H2 antihistamines, including cimetidine, burimamide, metiamide, and tiotidine, consistently augmented antigen-induced histamine release from human basophils in vitro when control histamine release was less than 20% of total. This effect was specific to the H2-receptor blocking activity of these drugs: equivalent degrees of receptor blockade by four different H2 antihistamines resulted in equipotent enhancement; H1-receptor antagonists did not alter histamine release; and aminoguanidine and amodiaquine, agents that inhibit histamine metabolism but do not block H2 receptors, did not enhance histamine release. Cimetidine did not enhance release when present a) when basophils were "activated" but did not release histamine ("first stage"), or b) when basophils were no longer susceptible to histamine inhibition ("second stage"). Thus, H2 antagonists enhanced histamine release by blocking the capacity of released histamine to act on H2 receptors to inhibit release.
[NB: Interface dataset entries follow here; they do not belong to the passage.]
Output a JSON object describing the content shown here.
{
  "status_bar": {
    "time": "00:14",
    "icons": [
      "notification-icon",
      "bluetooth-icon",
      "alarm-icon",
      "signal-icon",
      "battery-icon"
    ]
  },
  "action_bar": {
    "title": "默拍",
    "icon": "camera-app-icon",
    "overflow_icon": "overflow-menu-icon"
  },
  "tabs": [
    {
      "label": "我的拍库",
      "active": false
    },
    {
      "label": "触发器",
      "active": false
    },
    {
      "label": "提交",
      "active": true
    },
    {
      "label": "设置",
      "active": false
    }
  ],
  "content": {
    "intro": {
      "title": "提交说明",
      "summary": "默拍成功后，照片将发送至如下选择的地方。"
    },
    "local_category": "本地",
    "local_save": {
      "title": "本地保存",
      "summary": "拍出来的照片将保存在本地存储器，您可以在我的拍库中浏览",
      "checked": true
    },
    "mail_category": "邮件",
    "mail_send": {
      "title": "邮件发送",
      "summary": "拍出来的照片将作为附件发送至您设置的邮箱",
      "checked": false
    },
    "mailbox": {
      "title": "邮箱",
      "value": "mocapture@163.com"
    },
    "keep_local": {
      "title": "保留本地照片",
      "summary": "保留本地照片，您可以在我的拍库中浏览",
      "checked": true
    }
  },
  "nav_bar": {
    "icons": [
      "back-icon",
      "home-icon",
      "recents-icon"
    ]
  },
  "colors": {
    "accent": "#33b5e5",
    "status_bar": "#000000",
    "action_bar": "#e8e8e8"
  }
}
Because it is likely that only small percentages of histamine are released in vivo, it is possible that H2 antihistamines amplify the inflammatory process by blocking the inhibitory effects of the released histamine.